YOUR TASK: Find and copy each line of the records where the string "amount" shows up.

[Opening RECORDS FOR THIS TASK section]

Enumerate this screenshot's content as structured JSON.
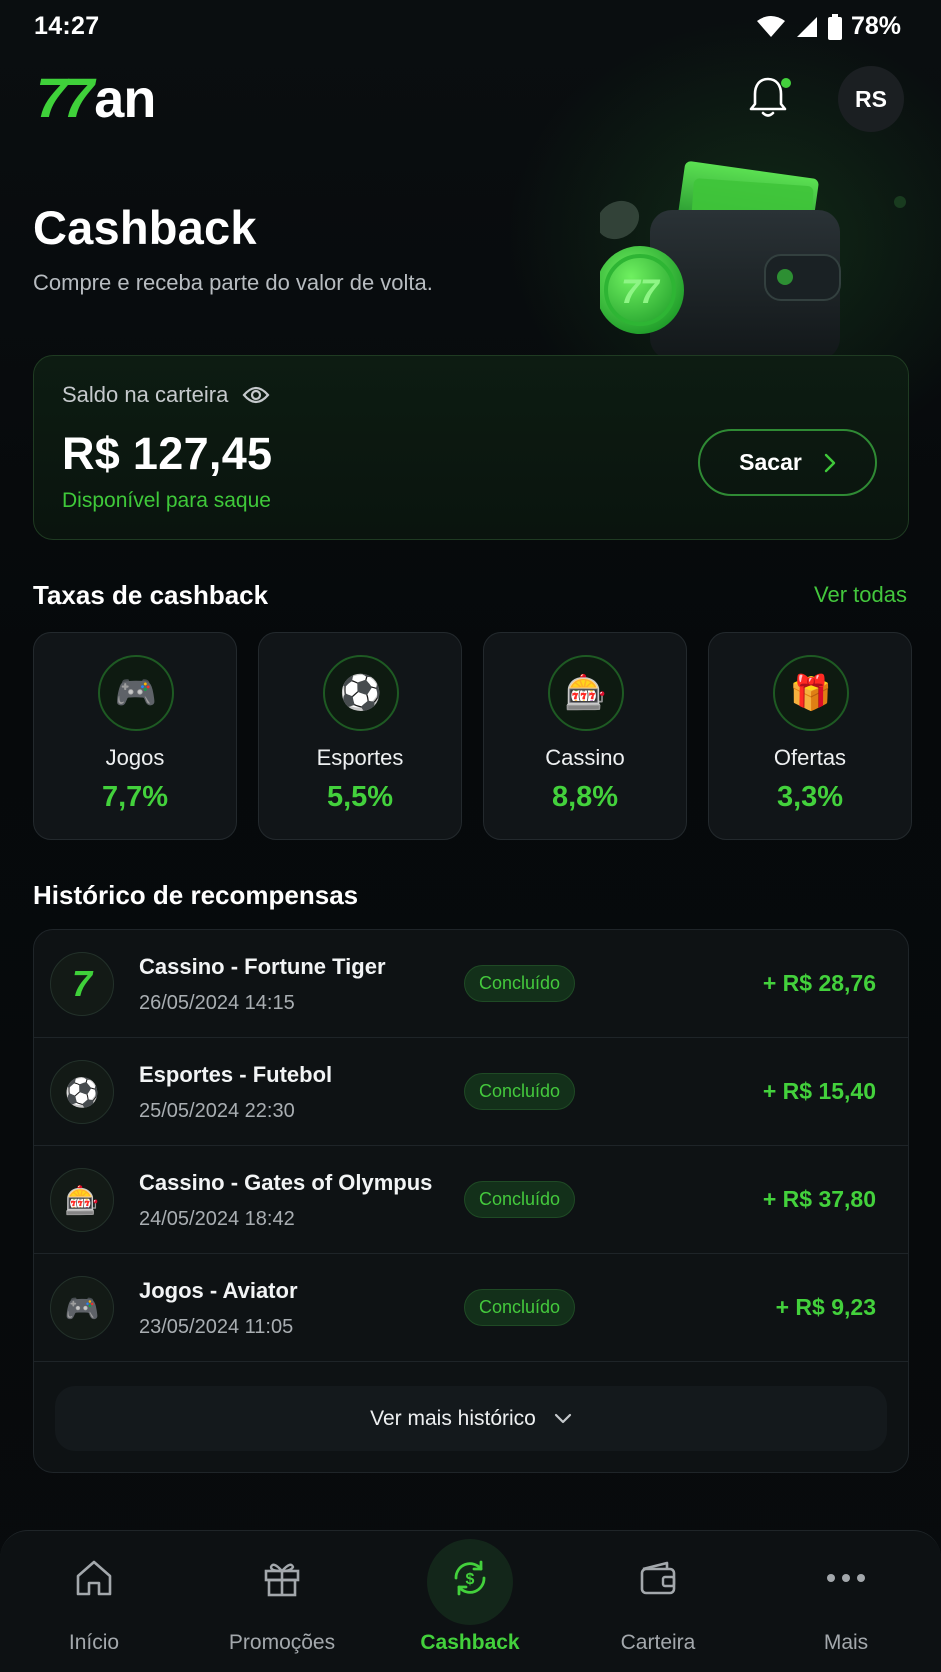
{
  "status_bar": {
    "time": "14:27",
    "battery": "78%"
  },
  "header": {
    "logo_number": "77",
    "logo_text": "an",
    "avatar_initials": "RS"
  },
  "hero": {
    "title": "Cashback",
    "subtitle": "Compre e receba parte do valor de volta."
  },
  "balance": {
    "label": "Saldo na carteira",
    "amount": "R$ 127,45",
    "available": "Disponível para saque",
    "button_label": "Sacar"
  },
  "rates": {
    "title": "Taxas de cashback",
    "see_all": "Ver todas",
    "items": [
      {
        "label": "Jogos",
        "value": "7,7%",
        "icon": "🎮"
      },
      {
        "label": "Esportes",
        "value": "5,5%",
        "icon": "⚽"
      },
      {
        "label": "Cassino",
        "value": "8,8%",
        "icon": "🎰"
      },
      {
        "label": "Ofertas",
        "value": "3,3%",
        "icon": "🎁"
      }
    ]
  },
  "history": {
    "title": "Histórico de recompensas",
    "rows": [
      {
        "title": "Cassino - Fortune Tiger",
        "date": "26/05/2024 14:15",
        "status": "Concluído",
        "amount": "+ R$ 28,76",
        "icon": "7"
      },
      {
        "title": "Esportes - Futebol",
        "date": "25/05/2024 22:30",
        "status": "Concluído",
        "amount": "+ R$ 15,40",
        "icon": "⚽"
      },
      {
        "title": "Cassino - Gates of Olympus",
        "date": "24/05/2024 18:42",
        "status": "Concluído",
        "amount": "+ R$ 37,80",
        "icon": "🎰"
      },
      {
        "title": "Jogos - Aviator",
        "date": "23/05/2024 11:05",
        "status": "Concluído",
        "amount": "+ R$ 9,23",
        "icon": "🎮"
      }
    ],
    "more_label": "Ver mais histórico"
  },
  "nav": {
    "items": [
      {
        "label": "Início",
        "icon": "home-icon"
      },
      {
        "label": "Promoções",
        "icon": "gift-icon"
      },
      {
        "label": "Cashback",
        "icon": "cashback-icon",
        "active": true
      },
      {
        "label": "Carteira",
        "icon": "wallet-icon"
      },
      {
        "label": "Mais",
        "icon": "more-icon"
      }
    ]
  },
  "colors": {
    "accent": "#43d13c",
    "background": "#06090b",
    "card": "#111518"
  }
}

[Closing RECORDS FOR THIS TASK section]
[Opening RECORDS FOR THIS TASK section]

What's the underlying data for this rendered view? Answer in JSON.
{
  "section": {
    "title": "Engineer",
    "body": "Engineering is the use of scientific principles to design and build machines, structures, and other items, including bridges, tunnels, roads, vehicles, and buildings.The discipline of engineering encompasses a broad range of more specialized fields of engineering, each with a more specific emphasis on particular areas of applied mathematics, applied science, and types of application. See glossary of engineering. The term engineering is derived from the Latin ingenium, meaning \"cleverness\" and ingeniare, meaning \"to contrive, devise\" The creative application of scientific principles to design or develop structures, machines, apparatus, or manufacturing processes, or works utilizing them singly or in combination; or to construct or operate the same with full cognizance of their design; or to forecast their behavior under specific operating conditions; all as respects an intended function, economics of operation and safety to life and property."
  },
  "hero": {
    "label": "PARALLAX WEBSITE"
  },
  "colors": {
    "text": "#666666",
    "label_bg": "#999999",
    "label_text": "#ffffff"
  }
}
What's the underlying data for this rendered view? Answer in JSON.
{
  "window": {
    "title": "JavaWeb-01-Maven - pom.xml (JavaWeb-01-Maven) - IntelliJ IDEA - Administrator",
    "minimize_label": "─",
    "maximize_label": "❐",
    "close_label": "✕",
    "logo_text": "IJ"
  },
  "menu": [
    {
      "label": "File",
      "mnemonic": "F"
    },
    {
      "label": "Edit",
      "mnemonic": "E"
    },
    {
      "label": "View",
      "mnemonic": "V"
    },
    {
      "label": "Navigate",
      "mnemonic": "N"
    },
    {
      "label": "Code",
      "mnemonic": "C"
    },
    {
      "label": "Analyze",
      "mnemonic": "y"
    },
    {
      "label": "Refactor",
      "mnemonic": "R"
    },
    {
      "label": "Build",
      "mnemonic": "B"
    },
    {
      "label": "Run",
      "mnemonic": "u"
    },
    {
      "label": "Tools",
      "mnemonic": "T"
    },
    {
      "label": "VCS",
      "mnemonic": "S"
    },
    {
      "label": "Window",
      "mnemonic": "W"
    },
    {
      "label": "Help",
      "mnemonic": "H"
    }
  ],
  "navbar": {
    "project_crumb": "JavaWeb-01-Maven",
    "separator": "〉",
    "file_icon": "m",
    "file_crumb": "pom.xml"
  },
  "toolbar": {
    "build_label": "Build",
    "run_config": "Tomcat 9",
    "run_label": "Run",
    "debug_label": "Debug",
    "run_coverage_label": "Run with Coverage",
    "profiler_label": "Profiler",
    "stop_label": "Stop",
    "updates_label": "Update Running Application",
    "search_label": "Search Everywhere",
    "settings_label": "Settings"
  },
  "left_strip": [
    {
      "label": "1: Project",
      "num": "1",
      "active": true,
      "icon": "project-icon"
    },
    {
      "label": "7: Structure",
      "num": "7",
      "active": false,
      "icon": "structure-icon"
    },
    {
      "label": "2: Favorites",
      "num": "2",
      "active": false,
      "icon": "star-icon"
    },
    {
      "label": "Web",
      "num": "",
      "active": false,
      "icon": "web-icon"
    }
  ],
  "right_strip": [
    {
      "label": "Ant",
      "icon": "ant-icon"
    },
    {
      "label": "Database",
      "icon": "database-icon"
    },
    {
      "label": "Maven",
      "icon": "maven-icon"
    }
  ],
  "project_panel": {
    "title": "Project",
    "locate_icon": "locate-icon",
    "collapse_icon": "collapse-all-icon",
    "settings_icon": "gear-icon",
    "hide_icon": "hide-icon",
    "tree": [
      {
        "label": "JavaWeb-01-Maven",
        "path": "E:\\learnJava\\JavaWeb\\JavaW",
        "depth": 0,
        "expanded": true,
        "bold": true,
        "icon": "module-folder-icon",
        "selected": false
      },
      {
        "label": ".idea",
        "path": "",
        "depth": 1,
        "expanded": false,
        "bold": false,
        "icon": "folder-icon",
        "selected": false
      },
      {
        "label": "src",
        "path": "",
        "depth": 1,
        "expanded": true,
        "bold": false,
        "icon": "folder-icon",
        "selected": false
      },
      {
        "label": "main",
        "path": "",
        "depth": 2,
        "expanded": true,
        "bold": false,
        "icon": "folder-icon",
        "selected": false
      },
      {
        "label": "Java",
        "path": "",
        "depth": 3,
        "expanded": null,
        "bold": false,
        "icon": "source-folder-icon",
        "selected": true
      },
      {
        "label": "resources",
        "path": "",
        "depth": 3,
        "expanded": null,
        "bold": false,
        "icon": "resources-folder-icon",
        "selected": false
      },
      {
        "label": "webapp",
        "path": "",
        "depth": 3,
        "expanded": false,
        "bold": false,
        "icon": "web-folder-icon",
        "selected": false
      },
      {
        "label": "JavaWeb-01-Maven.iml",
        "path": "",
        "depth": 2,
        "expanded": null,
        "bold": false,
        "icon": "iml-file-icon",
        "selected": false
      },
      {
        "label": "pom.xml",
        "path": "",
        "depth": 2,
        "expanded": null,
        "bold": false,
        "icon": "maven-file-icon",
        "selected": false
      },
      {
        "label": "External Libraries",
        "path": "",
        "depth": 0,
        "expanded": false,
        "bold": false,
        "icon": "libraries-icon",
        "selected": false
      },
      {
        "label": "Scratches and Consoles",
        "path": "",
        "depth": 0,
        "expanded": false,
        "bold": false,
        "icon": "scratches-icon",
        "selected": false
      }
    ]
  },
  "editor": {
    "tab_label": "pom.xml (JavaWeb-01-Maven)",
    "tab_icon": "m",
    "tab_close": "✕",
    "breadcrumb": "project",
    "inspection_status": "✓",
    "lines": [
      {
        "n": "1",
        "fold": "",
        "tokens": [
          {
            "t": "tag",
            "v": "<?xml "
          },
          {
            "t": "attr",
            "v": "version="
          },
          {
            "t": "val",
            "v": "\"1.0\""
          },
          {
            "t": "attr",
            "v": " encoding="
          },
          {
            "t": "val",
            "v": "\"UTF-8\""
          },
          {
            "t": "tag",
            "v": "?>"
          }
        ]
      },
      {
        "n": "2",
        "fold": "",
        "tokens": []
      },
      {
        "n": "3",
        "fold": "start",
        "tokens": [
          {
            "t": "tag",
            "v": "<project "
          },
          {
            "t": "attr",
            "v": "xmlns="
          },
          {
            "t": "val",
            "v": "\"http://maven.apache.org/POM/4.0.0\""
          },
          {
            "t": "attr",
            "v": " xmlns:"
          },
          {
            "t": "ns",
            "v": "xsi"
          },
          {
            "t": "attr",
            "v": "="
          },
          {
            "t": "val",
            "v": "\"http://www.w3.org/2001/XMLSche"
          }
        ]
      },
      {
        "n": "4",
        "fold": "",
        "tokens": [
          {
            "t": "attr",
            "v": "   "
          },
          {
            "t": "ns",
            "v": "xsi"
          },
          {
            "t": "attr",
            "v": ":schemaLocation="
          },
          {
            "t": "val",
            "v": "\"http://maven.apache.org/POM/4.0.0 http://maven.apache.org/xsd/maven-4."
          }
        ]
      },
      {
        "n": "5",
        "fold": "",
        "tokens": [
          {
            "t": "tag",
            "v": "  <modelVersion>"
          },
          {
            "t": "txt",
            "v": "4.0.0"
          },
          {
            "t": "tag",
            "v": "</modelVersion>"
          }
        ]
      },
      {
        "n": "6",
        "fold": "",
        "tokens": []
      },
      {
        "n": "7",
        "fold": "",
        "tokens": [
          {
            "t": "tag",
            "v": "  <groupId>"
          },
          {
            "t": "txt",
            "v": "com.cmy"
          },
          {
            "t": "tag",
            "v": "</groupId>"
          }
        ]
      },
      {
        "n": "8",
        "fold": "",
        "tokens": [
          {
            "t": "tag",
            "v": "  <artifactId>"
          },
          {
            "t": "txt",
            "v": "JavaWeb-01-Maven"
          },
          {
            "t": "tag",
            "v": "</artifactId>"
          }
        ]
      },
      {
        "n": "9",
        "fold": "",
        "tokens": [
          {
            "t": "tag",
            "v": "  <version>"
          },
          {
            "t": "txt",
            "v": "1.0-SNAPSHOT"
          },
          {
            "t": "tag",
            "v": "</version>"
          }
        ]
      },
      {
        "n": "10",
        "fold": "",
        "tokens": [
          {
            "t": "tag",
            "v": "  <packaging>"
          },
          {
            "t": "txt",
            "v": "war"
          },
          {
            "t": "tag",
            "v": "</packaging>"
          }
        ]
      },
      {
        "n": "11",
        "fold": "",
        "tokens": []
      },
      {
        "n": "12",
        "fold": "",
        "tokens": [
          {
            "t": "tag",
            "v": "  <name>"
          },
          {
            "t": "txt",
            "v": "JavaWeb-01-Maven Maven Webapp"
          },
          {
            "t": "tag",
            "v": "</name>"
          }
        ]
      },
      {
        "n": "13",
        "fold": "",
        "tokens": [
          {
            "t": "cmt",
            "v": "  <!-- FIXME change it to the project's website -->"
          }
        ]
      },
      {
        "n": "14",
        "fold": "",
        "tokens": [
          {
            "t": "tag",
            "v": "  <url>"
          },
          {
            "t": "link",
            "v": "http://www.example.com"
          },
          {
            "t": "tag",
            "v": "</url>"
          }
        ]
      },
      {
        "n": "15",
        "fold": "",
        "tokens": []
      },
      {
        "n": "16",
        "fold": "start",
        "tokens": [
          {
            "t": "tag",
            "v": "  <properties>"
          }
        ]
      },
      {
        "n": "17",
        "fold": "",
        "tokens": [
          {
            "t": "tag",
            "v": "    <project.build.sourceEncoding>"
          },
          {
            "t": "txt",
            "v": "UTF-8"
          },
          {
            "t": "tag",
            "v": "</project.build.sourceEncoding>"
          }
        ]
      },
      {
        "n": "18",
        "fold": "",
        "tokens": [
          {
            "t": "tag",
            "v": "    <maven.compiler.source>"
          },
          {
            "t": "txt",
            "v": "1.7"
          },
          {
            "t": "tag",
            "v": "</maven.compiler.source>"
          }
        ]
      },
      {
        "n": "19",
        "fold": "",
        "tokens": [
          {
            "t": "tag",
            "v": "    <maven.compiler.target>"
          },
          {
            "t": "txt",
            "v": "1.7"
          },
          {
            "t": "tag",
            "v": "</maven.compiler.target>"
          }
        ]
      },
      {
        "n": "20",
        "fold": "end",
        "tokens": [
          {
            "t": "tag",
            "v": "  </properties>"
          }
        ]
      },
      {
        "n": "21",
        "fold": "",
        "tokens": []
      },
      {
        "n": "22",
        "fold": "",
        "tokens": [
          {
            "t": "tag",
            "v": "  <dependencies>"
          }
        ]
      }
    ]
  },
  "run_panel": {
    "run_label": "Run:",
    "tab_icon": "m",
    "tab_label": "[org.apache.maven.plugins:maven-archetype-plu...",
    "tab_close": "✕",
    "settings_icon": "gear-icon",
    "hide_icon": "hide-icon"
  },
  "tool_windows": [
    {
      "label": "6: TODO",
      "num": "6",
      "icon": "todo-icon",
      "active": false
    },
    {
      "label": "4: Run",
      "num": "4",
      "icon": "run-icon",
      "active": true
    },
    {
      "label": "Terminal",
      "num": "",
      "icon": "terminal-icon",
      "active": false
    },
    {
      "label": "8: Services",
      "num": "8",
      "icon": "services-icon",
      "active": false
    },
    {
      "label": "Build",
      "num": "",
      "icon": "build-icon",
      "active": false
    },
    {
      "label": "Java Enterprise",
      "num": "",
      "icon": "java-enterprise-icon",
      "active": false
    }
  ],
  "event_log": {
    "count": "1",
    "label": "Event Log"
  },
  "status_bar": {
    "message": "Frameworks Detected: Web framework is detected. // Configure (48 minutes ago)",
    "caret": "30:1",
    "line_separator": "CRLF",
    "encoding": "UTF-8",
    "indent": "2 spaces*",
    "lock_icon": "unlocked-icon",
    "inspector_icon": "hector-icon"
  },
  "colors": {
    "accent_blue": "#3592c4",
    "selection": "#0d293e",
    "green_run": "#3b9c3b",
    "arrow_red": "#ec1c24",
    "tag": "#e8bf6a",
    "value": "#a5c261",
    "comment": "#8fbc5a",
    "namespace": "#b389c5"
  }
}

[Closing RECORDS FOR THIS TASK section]

WRITTEN ANSWER:
    "amount": "R$ 127,45",
        "amount": "+ R$ 28,76",
        "amount": "+ R$ 15,40",
        "amount": "+ R$ 37,80",
        "amount": "+ R$ 9,23",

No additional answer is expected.